SUPPLIED DATA Block Start
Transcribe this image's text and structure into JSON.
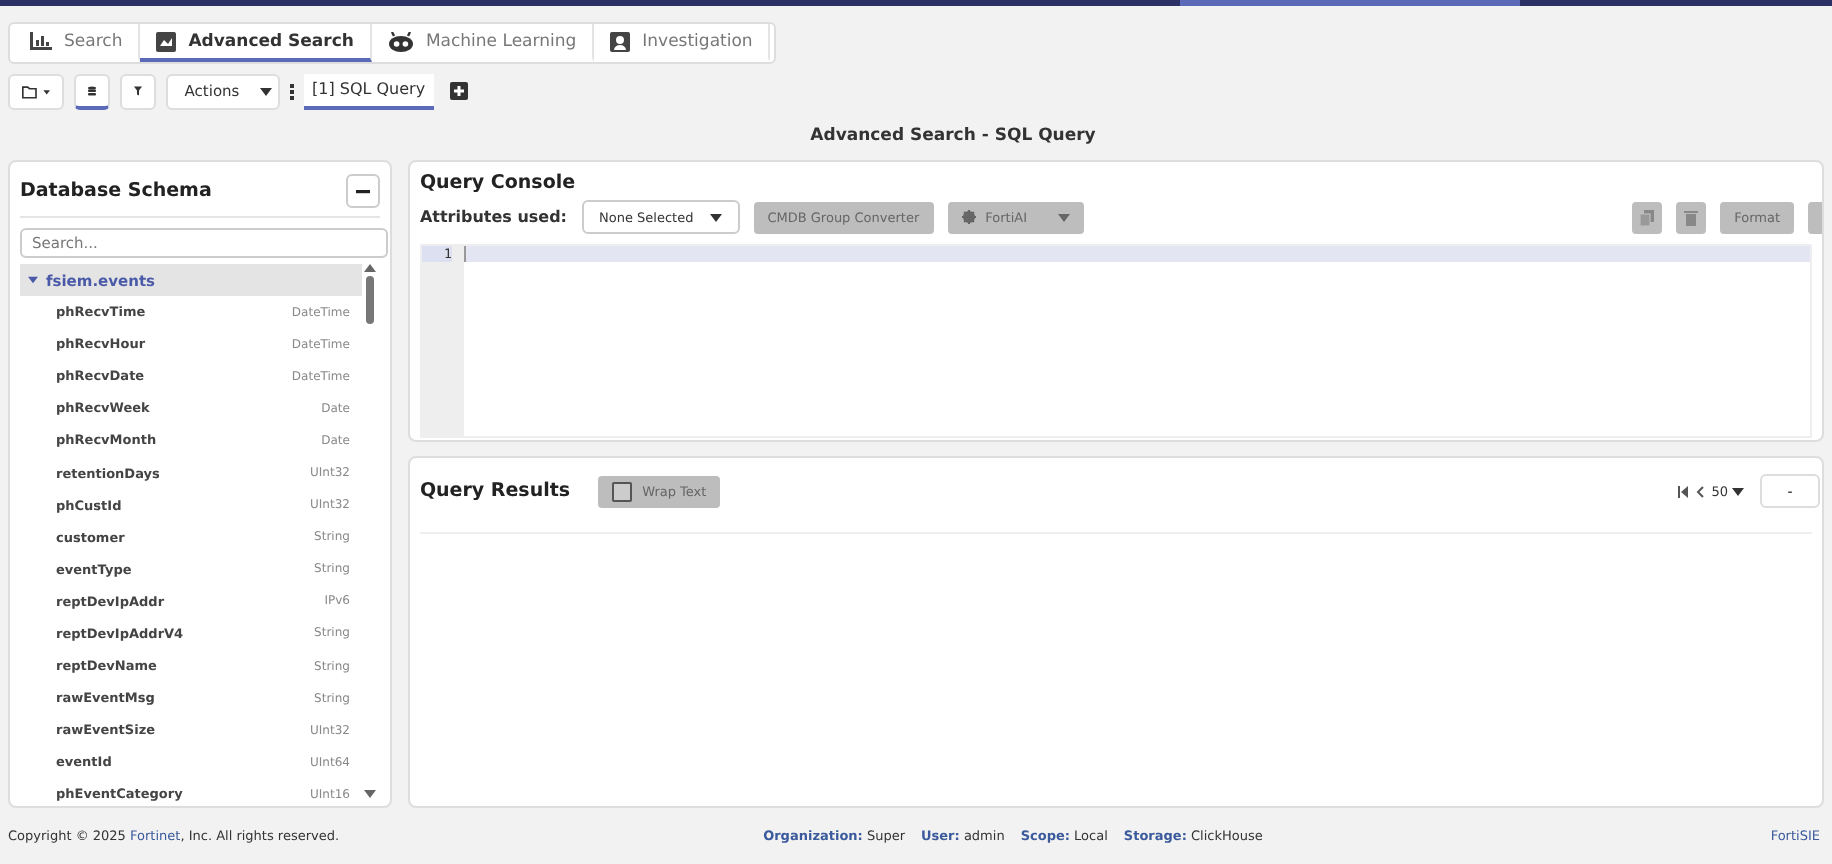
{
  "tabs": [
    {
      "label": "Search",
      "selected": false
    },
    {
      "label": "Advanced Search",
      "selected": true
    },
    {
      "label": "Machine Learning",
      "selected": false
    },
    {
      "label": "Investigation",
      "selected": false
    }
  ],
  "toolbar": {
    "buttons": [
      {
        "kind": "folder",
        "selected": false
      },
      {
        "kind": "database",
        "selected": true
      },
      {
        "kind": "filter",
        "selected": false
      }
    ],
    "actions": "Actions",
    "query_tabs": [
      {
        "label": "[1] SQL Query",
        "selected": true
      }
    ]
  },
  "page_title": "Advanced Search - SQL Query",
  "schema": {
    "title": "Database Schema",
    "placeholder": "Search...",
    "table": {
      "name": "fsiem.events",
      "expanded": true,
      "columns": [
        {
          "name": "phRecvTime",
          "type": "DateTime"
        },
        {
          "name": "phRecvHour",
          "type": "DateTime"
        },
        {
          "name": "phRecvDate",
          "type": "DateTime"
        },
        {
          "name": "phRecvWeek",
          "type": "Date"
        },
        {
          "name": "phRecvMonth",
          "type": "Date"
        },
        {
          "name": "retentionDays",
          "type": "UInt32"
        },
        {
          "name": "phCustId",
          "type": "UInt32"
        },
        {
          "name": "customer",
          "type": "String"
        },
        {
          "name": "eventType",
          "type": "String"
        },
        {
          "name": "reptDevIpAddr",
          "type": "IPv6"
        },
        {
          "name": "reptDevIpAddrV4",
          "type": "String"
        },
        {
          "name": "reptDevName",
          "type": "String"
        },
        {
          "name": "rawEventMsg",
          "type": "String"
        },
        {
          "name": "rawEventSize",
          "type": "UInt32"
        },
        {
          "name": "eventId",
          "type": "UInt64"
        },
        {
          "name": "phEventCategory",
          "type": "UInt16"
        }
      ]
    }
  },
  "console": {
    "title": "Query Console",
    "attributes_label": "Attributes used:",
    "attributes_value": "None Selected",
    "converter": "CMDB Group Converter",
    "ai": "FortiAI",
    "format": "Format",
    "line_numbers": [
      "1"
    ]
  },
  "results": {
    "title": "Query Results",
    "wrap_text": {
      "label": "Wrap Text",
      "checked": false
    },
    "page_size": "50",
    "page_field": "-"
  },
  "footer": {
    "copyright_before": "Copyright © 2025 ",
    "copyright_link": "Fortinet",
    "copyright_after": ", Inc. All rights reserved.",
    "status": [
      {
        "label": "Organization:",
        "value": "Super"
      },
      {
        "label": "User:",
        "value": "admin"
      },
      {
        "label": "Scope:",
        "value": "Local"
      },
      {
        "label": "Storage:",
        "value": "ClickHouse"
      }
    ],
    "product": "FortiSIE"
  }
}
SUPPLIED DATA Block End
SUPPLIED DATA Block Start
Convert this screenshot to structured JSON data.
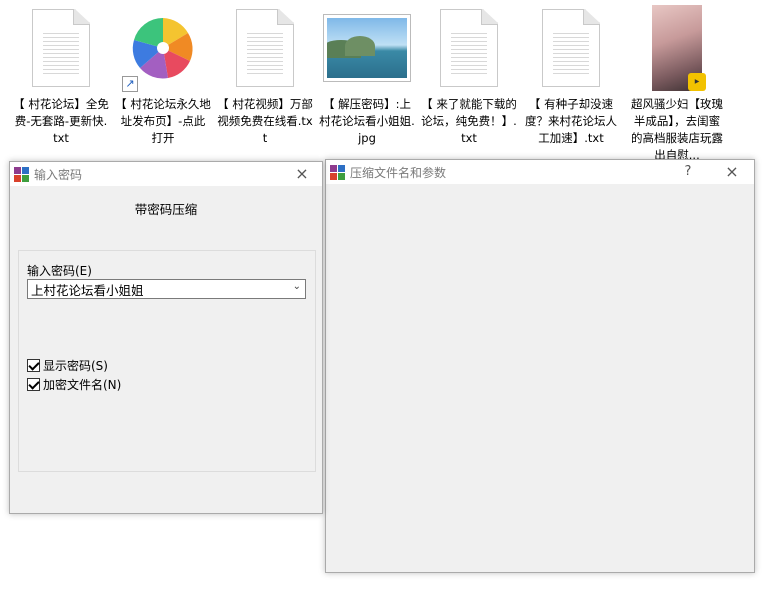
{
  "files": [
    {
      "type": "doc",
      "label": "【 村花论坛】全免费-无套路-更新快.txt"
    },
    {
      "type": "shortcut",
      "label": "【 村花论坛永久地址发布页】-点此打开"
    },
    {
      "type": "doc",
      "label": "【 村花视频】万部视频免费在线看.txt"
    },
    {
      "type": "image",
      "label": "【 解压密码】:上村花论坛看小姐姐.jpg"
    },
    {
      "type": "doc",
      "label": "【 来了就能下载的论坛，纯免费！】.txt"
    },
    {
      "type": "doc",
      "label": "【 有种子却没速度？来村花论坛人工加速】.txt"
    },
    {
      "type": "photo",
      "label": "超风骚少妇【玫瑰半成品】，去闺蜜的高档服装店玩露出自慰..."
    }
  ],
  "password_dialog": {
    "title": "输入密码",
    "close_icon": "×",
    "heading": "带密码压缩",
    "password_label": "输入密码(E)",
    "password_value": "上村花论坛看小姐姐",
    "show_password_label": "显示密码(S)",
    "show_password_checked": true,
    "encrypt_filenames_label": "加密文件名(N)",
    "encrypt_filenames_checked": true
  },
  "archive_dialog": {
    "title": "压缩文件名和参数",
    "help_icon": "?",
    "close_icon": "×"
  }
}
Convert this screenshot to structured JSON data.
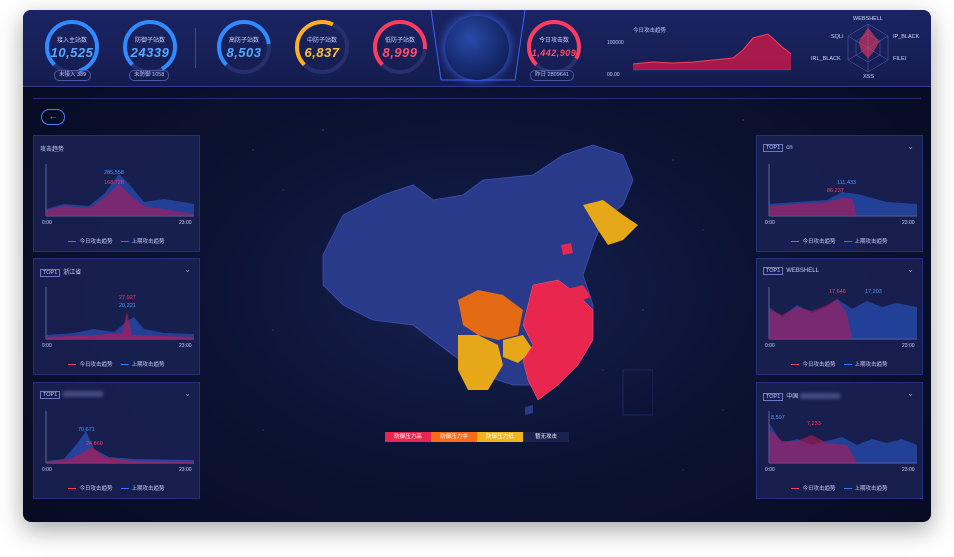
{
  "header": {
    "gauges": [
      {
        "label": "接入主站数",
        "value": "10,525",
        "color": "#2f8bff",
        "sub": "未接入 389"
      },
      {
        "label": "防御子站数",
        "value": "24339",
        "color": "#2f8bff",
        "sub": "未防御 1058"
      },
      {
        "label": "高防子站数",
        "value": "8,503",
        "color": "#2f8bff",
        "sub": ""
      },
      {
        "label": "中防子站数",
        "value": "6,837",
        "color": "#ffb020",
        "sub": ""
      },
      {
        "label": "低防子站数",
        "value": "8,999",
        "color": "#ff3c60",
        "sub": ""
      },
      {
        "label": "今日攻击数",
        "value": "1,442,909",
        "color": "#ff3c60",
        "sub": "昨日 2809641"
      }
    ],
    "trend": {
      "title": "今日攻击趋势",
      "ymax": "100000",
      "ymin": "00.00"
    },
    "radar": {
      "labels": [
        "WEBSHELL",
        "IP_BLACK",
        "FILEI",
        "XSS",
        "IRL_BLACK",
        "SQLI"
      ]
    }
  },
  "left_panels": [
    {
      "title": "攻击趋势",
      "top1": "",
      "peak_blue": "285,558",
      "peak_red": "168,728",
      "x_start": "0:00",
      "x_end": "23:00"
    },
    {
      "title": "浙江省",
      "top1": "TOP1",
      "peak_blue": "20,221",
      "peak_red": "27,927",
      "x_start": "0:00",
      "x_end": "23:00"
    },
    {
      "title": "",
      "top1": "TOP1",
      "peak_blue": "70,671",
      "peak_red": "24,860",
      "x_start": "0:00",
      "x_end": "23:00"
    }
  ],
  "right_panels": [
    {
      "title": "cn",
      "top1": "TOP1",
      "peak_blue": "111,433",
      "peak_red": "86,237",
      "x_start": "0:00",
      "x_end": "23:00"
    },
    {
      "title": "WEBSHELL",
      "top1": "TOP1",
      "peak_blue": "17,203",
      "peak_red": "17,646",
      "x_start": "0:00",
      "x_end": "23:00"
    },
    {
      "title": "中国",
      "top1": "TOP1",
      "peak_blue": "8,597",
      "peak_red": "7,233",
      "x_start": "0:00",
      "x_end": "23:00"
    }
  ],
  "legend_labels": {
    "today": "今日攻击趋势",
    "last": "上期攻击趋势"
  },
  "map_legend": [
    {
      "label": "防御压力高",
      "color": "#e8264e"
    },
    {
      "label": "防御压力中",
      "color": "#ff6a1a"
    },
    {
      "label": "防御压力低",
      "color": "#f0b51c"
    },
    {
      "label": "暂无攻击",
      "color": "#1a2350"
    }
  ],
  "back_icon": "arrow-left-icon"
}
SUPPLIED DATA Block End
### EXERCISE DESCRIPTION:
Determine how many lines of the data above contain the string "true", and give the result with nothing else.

### SOLUTION:
6